> [WORK INSTRUCTIONS]: Below are some records. Count the lines with "user" in them and give nothing but the total.

** PROVIDED RECORDS follows **

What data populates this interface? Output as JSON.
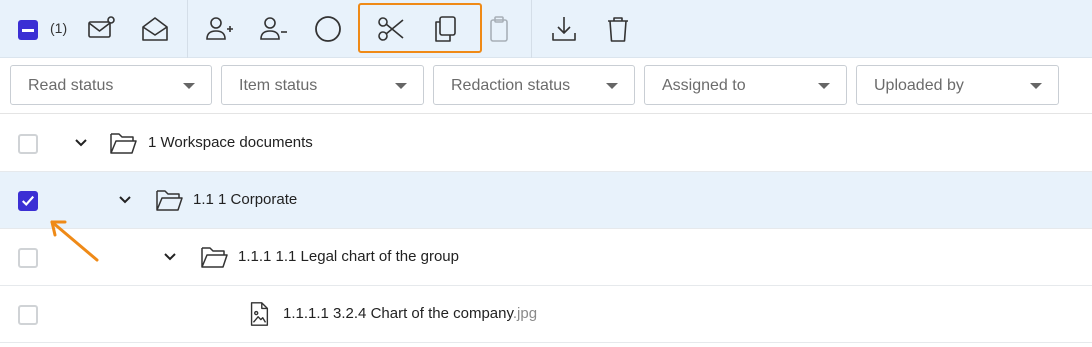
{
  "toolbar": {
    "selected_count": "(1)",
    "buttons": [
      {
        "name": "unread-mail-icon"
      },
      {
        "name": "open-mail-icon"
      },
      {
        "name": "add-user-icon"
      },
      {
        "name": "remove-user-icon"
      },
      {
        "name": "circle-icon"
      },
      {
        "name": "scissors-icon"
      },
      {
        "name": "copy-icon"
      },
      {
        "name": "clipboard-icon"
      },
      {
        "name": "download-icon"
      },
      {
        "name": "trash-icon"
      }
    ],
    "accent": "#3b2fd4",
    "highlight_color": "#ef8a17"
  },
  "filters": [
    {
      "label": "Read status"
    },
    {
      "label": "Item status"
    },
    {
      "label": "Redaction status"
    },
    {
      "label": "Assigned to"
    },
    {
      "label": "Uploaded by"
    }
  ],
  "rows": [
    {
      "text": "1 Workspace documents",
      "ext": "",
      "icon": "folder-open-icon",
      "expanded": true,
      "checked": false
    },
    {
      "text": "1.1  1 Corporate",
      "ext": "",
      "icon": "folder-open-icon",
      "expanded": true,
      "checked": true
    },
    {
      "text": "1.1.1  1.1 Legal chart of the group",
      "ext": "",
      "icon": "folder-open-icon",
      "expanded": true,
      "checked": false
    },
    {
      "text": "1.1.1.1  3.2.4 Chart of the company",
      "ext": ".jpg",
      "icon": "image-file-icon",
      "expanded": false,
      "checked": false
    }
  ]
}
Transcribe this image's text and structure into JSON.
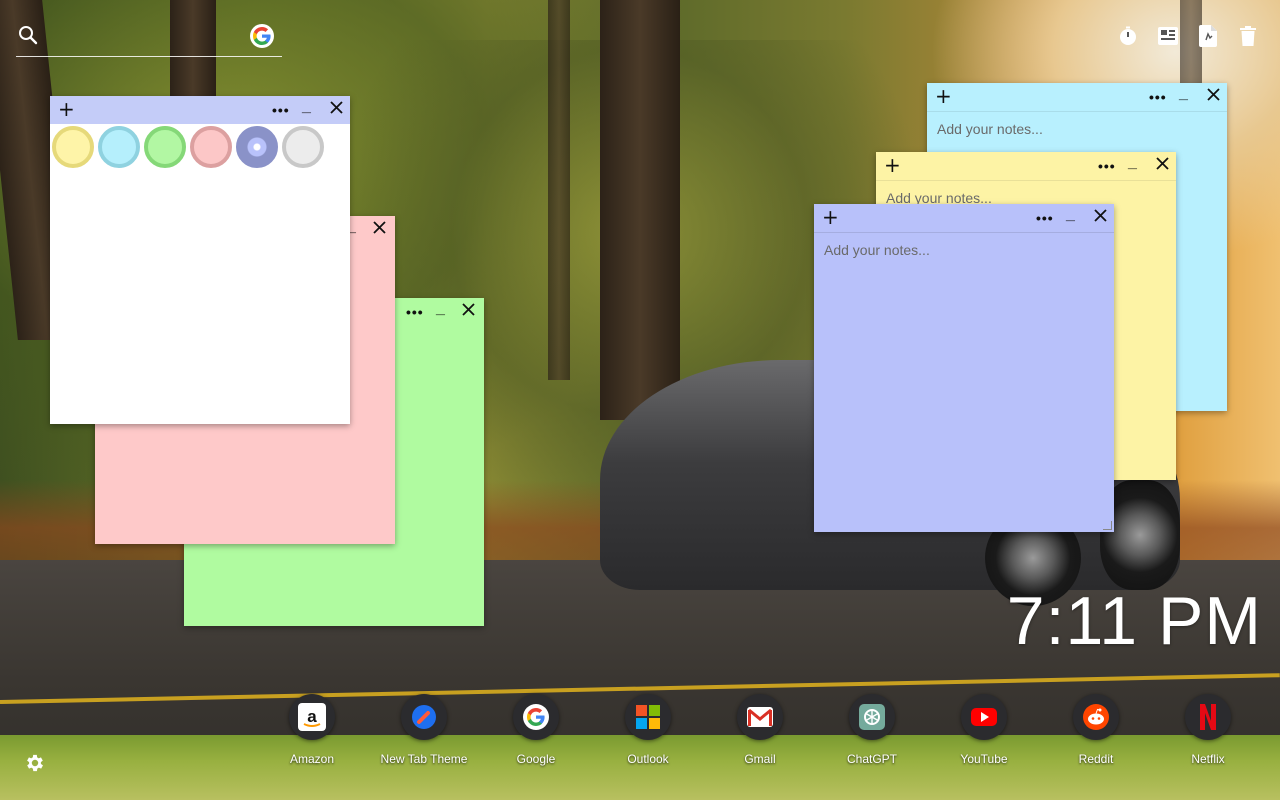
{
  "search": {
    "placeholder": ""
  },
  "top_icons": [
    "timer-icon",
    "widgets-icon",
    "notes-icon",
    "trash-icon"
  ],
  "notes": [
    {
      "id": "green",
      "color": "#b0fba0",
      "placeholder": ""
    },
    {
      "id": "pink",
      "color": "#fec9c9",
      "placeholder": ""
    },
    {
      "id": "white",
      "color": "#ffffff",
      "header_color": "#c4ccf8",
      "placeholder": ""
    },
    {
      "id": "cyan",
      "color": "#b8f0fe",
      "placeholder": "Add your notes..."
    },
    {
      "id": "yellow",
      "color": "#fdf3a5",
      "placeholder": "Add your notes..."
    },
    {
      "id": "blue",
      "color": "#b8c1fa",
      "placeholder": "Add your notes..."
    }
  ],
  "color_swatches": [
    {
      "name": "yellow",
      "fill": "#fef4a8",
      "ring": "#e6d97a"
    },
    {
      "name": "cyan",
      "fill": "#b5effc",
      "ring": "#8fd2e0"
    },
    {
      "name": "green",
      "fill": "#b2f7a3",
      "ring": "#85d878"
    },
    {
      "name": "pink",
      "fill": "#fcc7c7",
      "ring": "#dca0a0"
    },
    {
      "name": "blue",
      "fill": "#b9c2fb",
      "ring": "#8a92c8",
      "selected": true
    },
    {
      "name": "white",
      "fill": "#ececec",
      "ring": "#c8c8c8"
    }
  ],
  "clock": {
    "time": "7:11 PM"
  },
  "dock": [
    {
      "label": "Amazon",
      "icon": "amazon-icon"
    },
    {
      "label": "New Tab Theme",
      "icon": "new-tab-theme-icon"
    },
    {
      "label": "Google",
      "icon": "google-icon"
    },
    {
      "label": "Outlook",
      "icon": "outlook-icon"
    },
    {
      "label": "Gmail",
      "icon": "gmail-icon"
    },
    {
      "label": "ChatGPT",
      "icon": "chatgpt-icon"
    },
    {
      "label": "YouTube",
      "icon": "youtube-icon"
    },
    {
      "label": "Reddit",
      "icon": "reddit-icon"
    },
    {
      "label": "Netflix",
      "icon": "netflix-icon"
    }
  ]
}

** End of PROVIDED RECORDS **
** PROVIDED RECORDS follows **

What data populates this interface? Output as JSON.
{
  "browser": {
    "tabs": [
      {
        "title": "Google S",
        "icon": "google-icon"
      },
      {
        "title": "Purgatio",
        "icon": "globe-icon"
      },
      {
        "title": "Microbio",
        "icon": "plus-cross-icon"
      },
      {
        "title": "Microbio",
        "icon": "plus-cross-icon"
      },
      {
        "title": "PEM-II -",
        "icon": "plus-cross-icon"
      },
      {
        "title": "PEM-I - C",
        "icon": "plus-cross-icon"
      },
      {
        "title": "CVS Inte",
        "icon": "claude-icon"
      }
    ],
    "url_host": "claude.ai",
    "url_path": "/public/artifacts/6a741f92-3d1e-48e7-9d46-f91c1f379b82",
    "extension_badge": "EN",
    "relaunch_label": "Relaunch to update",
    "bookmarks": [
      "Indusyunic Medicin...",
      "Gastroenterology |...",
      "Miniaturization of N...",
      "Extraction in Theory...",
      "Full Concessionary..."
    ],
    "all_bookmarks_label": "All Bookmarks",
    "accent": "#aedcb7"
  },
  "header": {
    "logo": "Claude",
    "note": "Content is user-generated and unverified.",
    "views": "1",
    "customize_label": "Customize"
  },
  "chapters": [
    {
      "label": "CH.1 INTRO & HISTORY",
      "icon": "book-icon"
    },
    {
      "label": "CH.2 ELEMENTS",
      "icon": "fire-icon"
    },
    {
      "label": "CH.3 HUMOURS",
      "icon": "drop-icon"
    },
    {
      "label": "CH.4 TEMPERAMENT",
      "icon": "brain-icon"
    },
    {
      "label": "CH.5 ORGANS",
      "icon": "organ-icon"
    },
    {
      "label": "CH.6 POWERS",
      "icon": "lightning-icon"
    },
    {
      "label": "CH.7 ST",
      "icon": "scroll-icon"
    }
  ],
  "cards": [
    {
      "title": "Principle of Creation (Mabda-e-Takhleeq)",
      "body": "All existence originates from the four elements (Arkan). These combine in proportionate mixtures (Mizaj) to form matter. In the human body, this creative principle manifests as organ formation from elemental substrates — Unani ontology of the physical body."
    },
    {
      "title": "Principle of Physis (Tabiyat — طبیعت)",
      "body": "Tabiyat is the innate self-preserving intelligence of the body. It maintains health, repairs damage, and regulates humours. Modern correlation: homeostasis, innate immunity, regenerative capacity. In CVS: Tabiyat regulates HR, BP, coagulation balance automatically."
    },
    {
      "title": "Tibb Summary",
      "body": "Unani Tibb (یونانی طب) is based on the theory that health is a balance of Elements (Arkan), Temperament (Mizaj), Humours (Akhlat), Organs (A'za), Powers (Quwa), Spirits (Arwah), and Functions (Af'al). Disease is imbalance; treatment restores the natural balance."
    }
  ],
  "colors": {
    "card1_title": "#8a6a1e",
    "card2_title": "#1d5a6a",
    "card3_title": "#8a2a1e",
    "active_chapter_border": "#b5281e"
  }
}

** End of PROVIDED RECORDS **
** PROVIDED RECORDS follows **

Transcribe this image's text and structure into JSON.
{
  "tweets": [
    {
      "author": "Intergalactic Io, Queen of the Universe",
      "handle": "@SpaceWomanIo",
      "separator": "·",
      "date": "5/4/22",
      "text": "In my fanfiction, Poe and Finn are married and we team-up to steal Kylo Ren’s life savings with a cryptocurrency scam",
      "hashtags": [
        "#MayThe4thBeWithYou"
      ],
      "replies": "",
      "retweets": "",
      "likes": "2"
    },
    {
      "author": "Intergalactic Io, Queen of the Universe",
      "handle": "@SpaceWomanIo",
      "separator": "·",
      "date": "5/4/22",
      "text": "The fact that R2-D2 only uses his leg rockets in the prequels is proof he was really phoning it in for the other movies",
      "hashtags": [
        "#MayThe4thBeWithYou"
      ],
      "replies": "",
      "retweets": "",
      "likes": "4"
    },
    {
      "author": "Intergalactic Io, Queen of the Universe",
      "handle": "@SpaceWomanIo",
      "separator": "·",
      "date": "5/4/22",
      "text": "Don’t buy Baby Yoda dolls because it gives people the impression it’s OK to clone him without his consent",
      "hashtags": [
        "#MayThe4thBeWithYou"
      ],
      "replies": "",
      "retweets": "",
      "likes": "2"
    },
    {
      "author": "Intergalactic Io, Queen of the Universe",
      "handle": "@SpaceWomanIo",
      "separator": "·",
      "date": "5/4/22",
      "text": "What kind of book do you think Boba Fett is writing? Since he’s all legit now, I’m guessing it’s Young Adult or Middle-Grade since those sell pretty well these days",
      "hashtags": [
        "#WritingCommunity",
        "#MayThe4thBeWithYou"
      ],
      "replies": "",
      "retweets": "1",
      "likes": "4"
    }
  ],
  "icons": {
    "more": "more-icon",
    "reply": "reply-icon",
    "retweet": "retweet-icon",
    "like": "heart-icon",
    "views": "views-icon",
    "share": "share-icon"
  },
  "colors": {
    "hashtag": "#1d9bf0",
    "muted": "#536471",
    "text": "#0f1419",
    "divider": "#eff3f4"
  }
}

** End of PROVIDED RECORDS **

> [EXERCISE ANSWER]: 3